Off-base was no better; many businesses in Seymour would not serve African Americans. A local laundry would not wash their clothes, yet willingly laundered those of captured German soldiers.[49]

In early April 1945, the 118th Base Unit transferred in from Godman Field; its African-American personnel held orders that specified they were base cadre, not trainees. On 5 April, officers of the 477th peaceably tried to enter the whites-only Officer'S Club. Selway had been tipped off by a phone call, and had the assistant provost marshal and base billeting manager stationed at the door to refuse the 477th officers entry. The latter, a major, ordered them to leave, and took their names as a means of arresting them when they refused. It was the beginning of the Freeman Field Mutiny.[51]

In the wake of the Freeman Field Mutiny, the 616th and 619th were disbanded and the returned 99th Fighter Squadron assigned to the 477th on 22 June 1945; it was renamed the 477th Composite Wing as a result. On 1 July 1945, Colonel Robert Selway was relieved of the Group'S command; he was replaced by Colonel Benjamin O. Davis, Jr. A complete sweep of Selway'S white staff followed, with all vacated jobs filled by African-American officers. The war ended before the 477th Composite Group could get into action. The 618th Bombardment Squadron was disbanded on 8 October 1945. On 13 March 1946, the two-squadron group, supported by the 602nd Engineer Squadron (later renamed 602nd Air Engineer Squadron), the 118th Base Unit, and a band, moved to its final station, Lockbourne Field.

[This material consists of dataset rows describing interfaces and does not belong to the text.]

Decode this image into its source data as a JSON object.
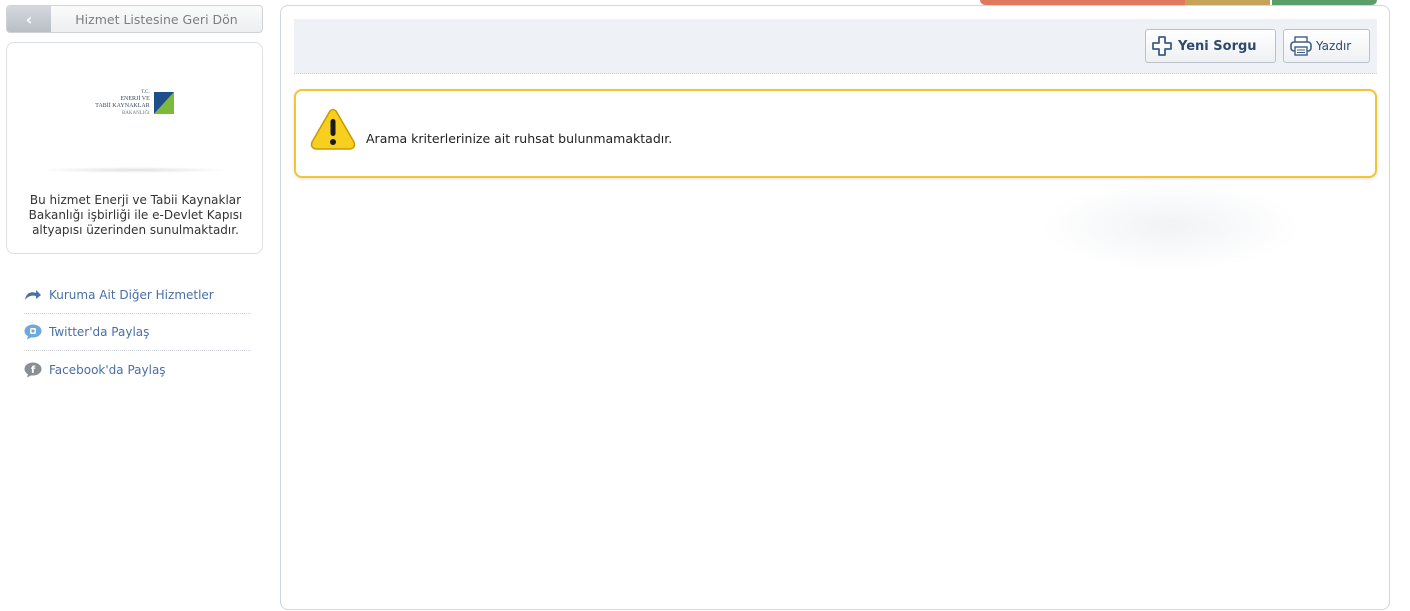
{
  "back_button": {
    "label": "Hizmet Listesine Geri Dön"
  },
  "institution": {
    "logo_lines": [
      "T.C.",
      "ENERJİ VE",
      "TABİİ KAYNAKLAR",
      "BAKANLIĞI"
    ],
    "description": "Bu hizmet Enerji ve Tabii Kaynaklar Bakanlığı işbirliği ile e-Devlet Kapısı altyapısı üzerinden sunulmaktadır."
  },
  "side_links": [
    {
      "label": "Kuruma Ait Diğer Hizmetler",
      "icon": "arrow-curve-icon"
    },
    {
      "label": "Twitter'da Paylaş",
      "icon": "twitter-bubble-icon"
    },
    {
      "label": "Facebook'da Paylaş",
      "icon": "facebook-bubble-icon"
    }
  ],
  "toolbar": {
    "new_query_label": "Yeni Sorgu",
    "print_label": "Yazdır"
  },
  "alert": {
    "message": "Arama kriterlerinize ait ruhsat bulunmamaktadır.",
    "icon": "warning-icon",
    "border_color": "#f5c431"
  },
  "colors": {
    "link": "#4a6fa5",
    "toolbar_bg": "#eef1f5",
    "logo_blue": "#1f4e8c",
    "logo_green": "#7db93b"
  }
}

The 617th Bombardment Squadron and the 99th Fighter Squadron disbanded on 1 July 1947, ending the 477th Composite Group. It would be reorganized as the 332nd Fighter Wing.[52][